_About this task_:
Among the records below, find each line bearing the word "JSON" and copy it.
*** Begin section ***
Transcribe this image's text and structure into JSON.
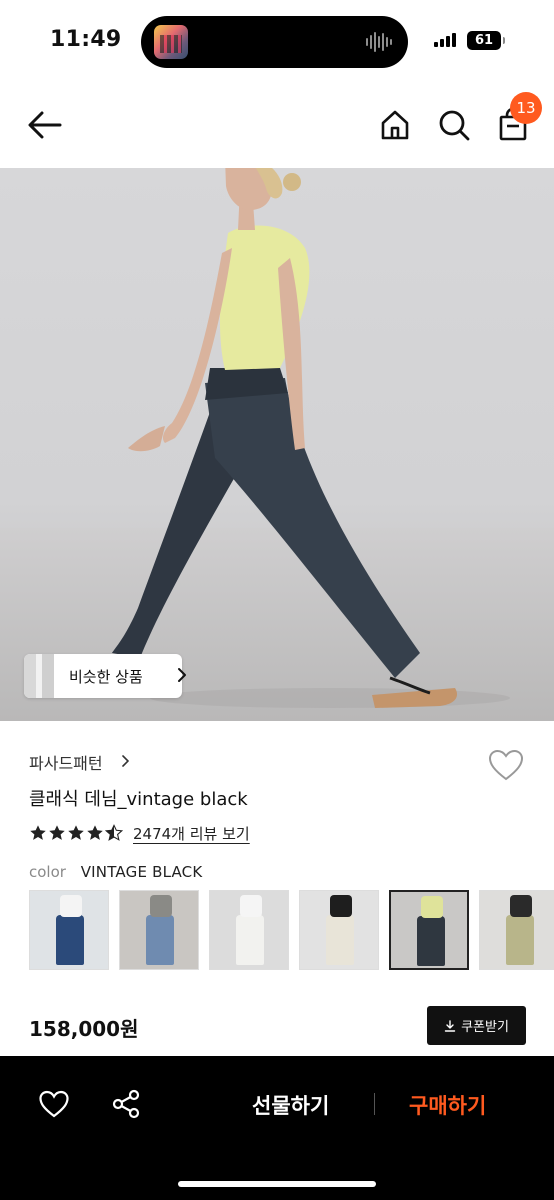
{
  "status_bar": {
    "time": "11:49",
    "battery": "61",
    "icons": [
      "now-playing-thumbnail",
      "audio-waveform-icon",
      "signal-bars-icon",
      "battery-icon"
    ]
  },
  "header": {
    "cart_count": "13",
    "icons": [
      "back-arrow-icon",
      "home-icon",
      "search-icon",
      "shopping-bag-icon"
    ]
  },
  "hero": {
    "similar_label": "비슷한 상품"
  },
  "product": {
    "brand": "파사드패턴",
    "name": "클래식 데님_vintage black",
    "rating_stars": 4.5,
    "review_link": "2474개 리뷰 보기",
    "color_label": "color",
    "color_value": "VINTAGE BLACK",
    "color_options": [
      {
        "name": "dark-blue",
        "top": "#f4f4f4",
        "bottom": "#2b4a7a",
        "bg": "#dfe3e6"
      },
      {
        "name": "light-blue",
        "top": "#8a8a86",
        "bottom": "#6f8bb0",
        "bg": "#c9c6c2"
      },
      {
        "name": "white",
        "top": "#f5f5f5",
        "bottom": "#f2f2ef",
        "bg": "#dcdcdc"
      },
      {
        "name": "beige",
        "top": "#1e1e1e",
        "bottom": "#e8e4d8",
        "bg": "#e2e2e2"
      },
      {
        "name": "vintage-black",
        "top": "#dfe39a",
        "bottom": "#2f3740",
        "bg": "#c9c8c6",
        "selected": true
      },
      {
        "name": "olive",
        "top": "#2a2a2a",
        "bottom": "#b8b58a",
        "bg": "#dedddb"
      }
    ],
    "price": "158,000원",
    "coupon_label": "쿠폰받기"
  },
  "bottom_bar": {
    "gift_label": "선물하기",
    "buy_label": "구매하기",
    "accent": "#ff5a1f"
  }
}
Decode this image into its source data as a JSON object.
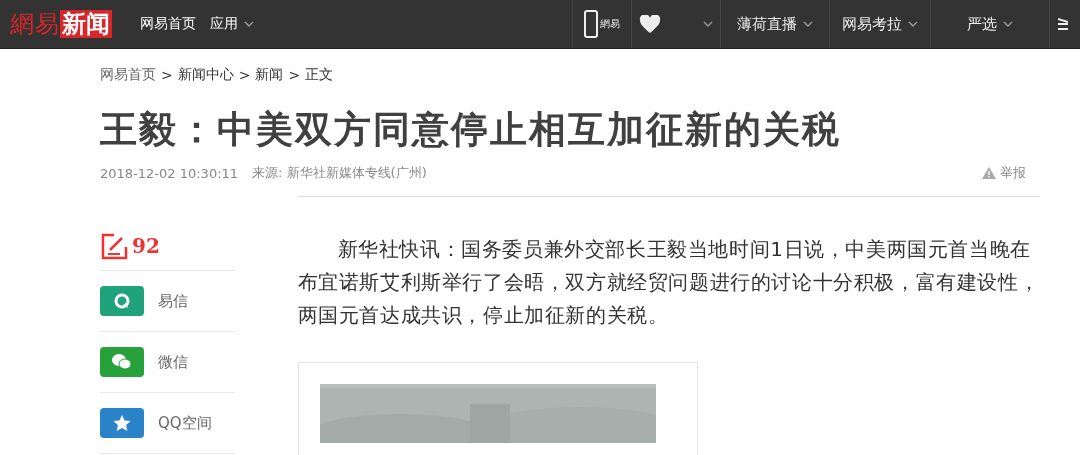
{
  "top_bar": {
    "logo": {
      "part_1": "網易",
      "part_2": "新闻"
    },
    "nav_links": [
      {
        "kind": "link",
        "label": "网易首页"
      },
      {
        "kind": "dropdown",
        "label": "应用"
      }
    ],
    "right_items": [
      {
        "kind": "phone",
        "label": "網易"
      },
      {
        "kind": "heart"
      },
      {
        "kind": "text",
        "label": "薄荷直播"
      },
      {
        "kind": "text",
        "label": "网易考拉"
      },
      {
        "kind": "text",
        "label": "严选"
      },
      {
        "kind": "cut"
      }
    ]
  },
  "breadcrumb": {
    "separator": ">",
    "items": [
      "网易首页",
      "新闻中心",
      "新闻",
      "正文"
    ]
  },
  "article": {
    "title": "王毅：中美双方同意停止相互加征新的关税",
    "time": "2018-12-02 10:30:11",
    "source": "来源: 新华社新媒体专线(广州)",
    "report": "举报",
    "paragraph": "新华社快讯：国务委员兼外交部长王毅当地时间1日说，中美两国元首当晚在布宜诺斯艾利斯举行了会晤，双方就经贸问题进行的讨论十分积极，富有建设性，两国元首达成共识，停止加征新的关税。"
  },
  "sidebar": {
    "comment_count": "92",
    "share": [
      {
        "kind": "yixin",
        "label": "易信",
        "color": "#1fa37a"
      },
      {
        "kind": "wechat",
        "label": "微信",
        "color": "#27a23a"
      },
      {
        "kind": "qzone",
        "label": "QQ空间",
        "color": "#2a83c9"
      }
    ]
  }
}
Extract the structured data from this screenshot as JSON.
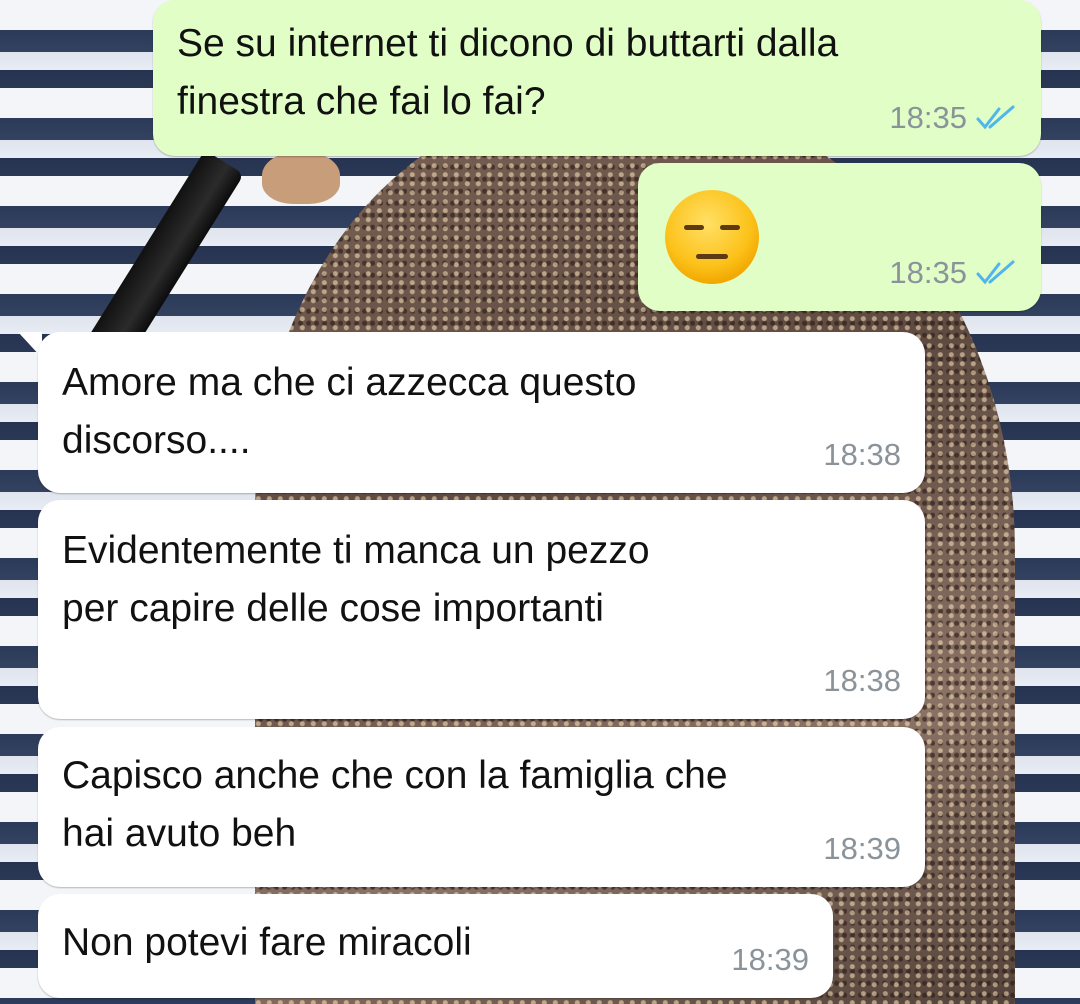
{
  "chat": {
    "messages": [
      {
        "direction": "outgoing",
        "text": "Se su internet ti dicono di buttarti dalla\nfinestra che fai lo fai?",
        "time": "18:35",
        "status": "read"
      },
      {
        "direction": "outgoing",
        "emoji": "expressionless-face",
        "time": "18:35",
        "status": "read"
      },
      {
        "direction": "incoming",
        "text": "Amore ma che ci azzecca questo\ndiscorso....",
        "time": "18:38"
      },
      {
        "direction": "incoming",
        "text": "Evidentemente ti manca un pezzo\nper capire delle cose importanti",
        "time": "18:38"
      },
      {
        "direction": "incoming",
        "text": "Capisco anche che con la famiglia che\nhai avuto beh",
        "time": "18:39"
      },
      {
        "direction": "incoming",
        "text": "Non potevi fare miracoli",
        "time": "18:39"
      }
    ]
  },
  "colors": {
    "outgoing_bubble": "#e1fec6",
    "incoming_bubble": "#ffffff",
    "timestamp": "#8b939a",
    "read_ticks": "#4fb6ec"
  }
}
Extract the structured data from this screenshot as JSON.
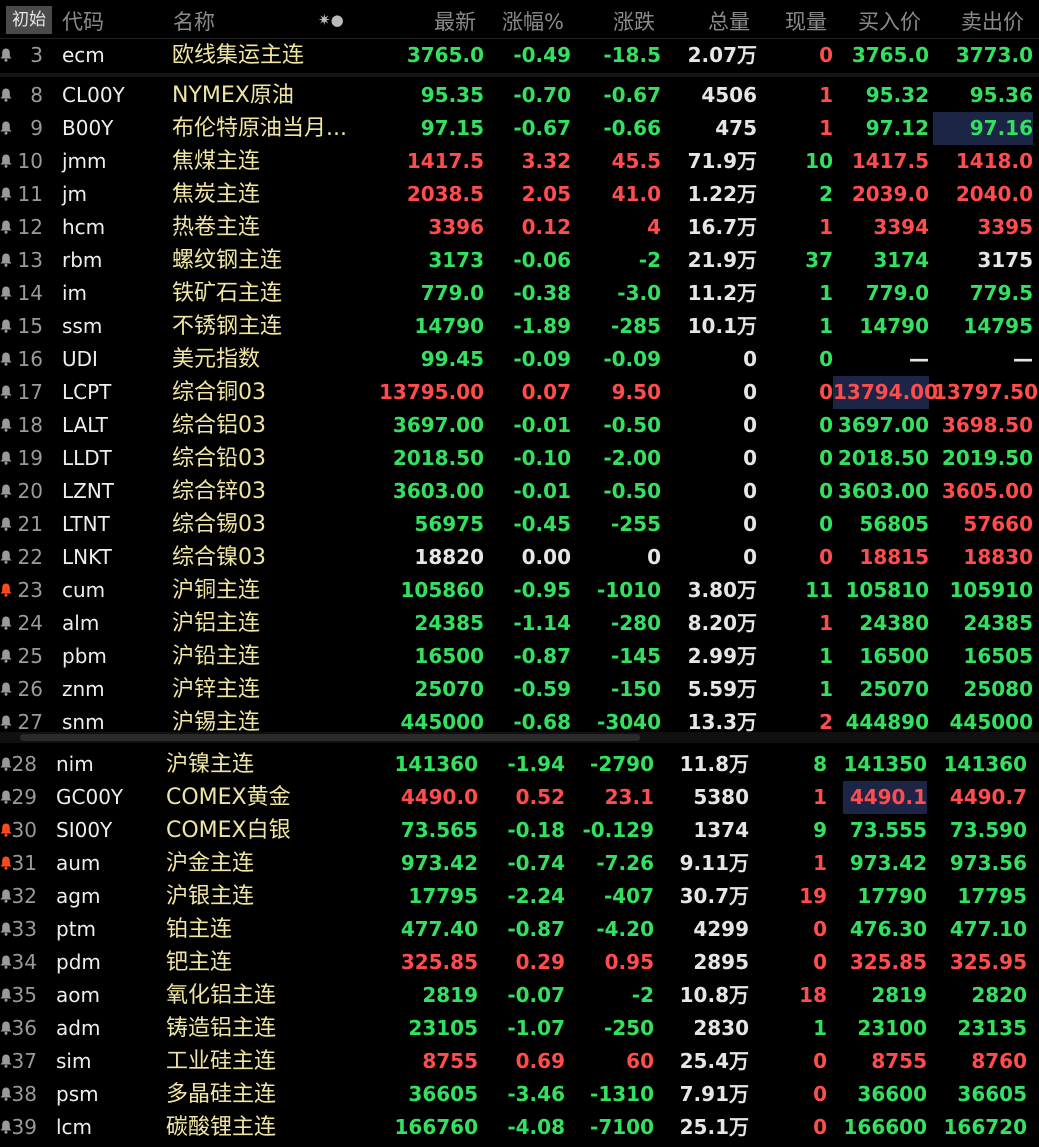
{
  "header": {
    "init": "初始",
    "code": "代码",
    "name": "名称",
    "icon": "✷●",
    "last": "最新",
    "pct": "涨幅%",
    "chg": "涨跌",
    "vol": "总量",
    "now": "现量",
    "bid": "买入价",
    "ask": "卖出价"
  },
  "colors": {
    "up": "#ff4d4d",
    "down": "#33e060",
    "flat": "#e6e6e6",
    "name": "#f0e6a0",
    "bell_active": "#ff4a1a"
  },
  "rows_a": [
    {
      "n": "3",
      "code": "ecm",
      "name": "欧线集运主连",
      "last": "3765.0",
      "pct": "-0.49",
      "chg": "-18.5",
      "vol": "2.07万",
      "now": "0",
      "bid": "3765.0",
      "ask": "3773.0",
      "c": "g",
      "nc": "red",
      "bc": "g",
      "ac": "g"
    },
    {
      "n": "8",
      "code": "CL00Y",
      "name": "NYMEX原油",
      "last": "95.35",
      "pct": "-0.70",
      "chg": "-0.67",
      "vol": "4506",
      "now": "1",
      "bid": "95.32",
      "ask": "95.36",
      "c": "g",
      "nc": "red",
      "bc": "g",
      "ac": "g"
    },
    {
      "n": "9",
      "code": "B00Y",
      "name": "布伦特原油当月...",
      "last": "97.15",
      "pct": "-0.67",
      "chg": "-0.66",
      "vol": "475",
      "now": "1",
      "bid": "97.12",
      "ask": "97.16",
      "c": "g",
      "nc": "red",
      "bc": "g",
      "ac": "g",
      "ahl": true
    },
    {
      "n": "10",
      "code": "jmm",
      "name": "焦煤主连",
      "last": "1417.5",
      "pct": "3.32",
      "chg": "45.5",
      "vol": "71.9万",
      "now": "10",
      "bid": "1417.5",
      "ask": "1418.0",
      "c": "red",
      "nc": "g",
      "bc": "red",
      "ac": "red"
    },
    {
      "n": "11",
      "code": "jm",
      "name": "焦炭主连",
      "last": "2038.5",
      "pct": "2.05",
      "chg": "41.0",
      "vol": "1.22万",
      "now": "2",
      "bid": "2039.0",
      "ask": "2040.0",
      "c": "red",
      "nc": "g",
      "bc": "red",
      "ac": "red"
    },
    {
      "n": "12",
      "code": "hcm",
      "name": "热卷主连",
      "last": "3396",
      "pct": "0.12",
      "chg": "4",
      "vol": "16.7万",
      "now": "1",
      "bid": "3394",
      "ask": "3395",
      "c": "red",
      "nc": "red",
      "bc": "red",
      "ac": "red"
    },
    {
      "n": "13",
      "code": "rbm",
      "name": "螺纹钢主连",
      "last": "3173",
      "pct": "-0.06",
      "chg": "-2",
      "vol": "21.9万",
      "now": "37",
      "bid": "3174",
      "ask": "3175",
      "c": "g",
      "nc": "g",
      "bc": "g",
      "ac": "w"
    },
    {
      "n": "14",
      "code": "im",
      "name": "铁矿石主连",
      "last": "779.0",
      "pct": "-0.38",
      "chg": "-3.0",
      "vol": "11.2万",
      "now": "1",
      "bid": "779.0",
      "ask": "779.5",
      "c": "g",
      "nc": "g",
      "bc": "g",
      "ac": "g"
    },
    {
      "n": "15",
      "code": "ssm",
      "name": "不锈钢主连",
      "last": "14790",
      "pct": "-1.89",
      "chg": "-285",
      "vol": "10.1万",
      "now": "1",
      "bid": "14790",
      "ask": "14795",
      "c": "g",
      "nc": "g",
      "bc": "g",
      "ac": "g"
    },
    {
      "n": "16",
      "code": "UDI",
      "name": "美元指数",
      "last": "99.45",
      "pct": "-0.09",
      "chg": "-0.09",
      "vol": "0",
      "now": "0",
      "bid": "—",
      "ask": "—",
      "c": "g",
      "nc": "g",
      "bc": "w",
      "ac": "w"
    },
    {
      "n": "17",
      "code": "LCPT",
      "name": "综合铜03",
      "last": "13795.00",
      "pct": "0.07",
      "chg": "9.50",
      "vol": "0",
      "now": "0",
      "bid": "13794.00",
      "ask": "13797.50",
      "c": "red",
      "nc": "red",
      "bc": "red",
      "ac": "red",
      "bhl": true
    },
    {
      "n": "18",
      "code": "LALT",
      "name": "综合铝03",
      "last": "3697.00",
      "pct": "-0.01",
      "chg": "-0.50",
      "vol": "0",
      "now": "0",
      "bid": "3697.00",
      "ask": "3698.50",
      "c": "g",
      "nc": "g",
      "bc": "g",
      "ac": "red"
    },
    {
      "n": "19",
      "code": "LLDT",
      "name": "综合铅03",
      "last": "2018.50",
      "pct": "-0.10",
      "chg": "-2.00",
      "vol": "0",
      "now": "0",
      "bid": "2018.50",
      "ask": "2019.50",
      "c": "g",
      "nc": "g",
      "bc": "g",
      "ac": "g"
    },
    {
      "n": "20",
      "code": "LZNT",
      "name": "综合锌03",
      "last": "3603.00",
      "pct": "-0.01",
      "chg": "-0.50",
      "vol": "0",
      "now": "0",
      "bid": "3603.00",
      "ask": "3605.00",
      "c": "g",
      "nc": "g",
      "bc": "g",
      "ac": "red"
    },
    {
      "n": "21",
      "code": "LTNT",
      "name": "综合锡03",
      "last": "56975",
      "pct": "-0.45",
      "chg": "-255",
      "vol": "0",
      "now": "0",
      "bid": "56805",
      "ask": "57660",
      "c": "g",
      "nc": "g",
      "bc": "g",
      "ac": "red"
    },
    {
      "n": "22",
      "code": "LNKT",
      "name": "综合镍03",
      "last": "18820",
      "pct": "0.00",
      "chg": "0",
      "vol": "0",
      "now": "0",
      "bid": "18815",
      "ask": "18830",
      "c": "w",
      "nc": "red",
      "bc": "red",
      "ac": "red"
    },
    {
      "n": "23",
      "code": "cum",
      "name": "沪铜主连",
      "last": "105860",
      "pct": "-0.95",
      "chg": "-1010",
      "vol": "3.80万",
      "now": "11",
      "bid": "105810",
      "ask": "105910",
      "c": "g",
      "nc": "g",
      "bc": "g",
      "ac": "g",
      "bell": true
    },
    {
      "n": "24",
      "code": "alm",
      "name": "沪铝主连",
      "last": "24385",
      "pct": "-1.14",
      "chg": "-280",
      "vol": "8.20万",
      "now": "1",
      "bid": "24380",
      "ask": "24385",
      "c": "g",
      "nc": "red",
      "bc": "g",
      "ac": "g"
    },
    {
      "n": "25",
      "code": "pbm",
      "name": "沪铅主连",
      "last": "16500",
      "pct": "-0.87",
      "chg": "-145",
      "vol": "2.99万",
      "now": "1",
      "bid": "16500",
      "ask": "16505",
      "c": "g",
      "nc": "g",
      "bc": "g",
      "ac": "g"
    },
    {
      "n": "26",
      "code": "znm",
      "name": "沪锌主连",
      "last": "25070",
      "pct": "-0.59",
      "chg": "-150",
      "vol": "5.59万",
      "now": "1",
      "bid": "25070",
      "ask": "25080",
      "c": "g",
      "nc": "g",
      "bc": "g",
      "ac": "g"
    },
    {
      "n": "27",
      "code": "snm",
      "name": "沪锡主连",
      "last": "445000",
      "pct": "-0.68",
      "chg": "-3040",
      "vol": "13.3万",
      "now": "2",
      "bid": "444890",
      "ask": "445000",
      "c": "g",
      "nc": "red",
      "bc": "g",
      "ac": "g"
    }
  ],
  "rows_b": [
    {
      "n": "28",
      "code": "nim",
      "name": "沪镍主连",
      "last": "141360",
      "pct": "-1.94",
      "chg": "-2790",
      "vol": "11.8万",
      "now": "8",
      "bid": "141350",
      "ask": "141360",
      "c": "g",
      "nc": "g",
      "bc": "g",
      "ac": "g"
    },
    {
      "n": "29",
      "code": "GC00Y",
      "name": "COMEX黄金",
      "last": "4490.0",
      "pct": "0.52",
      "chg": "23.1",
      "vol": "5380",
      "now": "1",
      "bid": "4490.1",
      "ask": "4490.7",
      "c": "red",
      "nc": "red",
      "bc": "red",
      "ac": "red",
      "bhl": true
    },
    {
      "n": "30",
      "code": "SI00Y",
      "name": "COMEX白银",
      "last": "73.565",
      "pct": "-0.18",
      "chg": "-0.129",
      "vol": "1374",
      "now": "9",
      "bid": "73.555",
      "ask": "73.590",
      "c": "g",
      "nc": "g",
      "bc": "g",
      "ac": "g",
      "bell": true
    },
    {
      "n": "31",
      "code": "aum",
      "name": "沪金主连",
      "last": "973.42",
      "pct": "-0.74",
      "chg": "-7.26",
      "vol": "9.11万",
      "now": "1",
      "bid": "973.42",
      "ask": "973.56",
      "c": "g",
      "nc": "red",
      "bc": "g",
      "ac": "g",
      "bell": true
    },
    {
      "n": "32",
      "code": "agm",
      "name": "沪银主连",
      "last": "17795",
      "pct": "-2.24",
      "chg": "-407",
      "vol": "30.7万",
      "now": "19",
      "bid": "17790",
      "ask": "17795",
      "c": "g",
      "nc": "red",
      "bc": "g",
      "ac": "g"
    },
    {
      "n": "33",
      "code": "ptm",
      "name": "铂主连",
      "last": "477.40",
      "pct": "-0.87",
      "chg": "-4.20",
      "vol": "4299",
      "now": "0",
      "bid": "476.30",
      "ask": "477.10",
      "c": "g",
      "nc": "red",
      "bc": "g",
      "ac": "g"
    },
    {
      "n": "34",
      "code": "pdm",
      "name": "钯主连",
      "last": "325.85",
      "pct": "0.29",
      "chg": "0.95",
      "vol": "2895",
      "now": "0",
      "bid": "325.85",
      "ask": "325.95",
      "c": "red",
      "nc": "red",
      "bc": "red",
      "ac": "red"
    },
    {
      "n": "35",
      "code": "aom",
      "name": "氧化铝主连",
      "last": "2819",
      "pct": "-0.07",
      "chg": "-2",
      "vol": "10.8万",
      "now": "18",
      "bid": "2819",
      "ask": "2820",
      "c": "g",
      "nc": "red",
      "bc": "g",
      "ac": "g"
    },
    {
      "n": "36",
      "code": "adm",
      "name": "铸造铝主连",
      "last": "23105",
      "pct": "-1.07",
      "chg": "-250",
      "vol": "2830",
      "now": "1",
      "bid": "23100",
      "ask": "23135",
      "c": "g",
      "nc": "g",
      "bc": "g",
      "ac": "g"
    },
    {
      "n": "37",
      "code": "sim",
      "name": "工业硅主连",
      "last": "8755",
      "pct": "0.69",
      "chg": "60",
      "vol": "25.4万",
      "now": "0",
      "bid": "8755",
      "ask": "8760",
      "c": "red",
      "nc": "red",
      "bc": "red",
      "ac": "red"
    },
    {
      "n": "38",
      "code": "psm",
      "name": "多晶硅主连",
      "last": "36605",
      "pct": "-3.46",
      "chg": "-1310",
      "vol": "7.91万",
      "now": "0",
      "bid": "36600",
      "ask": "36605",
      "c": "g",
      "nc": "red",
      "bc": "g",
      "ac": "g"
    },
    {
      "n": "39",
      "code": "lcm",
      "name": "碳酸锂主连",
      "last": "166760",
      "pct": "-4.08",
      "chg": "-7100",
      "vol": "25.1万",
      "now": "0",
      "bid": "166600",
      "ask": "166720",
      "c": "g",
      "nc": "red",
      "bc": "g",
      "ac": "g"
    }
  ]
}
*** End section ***
_Task output_:
Transcribe this image's text and structure into JSON.
Decode this image into its source data as a JSON object.
Extract the structured data from this screenshot as JSON.
Extract the structured data from this screenshot as JSON.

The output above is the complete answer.